Directions for this task:
Some lines hold the string "Real". Copy all of them from the material that follows.

Input data:
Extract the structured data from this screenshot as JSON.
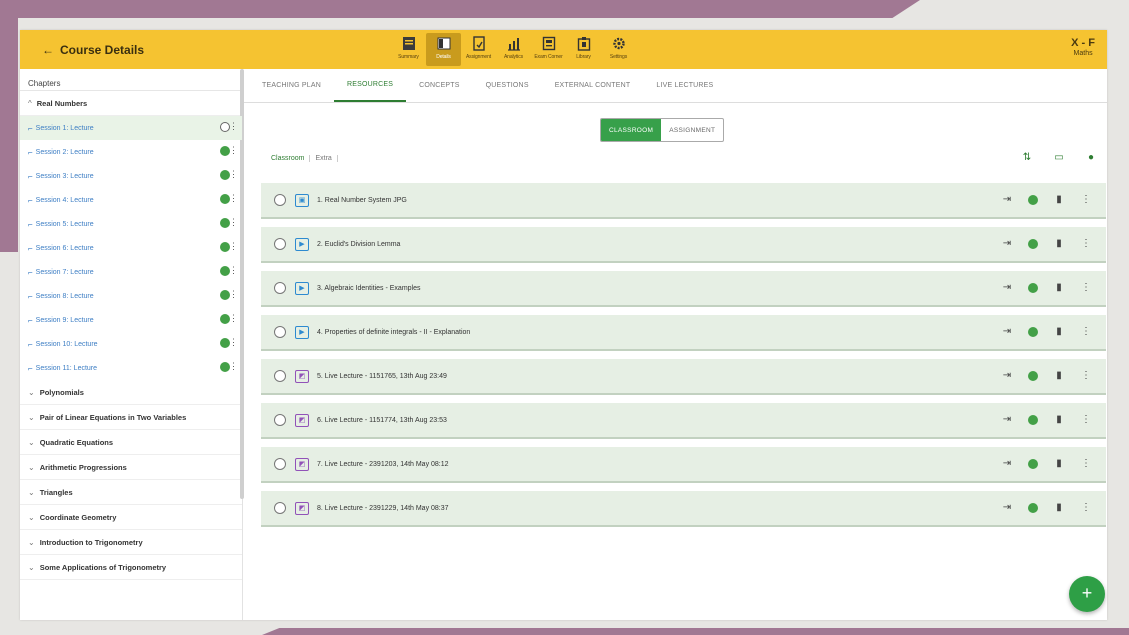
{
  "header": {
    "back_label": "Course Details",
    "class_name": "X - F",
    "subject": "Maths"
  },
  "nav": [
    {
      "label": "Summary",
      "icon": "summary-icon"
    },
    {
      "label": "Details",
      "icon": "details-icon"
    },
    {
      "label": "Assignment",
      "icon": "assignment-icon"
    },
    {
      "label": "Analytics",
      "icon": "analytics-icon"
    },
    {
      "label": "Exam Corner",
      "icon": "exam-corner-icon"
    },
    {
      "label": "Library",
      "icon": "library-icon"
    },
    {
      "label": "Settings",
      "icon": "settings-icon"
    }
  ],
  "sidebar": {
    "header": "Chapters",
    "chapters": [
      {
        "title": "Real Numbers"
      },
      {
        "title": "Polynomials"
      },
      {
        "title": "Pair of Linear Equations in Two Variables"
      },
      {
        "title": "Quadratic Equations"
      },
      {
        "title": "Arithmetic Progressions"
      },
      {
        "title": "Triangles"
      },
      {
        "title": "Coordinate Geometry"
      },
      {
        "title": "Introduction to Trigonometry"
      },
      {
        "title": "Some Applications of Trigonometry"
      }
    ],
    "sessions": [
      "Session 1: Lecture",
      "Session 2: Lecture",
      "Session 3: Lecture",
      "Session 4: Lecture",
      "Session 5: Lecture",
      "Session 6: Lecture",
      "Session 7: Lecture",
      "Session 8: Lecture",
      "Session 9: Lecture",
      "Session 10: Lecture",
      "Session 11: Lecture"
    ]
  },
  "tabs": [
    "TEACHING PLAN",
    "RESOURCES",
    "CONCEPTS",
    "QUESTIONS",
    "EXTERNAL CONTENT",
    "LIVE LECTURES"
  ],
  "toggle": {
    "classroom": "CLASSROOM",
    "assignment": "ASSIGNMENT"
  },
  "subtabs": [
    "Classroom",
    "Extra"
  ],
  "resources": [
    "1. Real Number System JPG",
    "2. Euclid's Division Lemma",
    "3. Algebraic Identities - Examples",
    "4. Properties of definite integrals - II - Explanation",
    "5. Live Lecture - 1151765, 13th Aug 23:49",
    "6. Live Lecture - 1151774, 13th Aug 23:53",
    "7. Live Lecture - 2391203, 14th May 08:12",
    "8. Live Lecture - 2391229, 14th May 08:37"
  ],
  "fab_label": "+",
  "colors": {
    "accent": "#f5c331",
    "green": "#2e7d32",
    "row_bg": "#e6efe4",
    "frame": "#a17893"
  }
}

Response area:
        "title": "Real Numbers"
    "1. Real Number System JPG",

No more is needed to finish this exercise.